It’s important to acknowledge the real challenges within the existing format of Love Island (Picture: ITV2/Joel Anderson)
The person I’d like to couple up with is… an operational nightmare, apparently.
Unwittingly summing up my entire dating life, ITV’s commissioner Amanda Stavri set social media ablaze last week by saying that including ‘gay Islanders’ in the upcoming series of Love Island would be a ‘logistical difficulty’.
She didn’t confirm whether there’d be LGBT+ contestants in the latest series – due to begin later this month – but added: ‘Although Islanders don’t have to be 100% straight, the format must sort of give [the] Islanders an equal choice when coupling up.’
Jokes aside, I agree with Stavri that the current format of Love Island presents challenges for the inclusion of same-sex couplings – but this doesn’t mean that we completely close the door on diversity.
Love Island doesn’t necessarily need to change, but there needs to be a balance of alternatives. There’s surely ample opportunity for new prime time reality dating shows with a format that allows for greater inclusion of LGBT+ people – but as of yet, these don’t exist.
Stavri’s unfortunate phrasing was immediately met with incredulity and outrage by many who felt that this was yet another example of discrimination against LGBT+ people by the mainstream media.
Comments ranged from those lamenting ‘yet another place where we’re not welcome’ to those who raged at ITV ‘blatantly ignoring an entire community’.
Others – myself included – have embraced the phrase, wearing it as a sardonic badge of honour. Gay artist Philip Normal even created a limited line of T-shirts with the slogan emblazoned across the front.

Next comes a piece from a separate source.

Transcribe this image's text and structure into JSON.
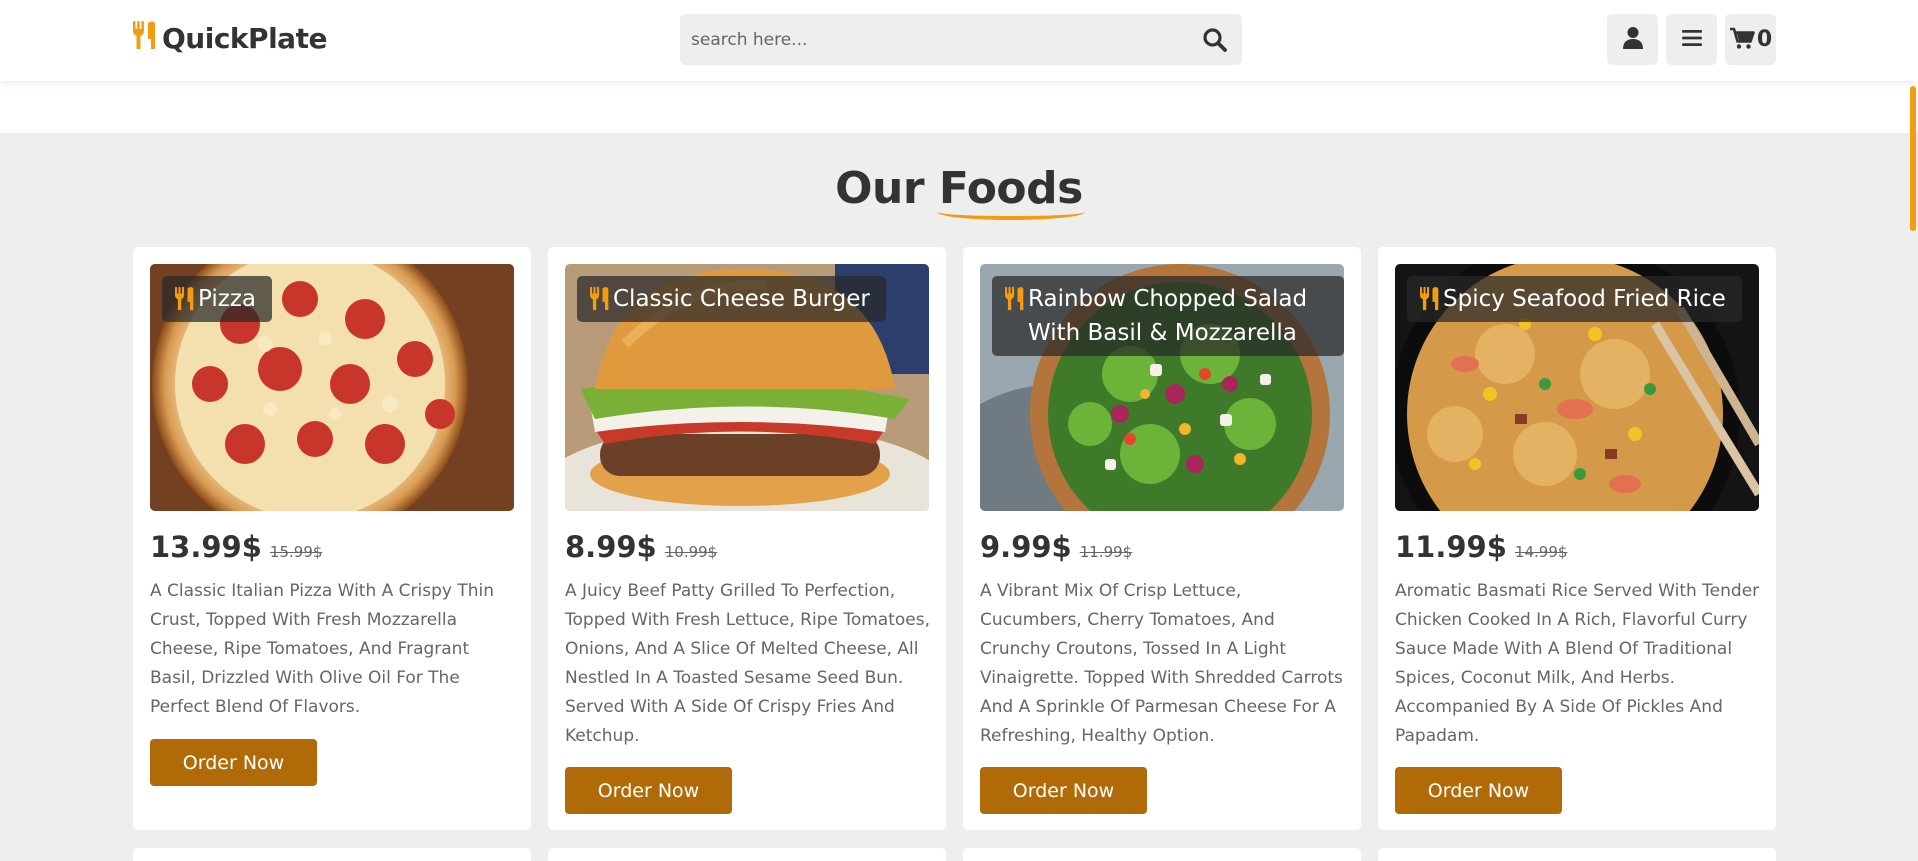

It’s important to acknowledge the real challenges within the existing format of Love Island. The principle is that there is a level playing field: all contestants must have an equal number of viable suitors to choose from in order for the format to work.Credit: Original article published here.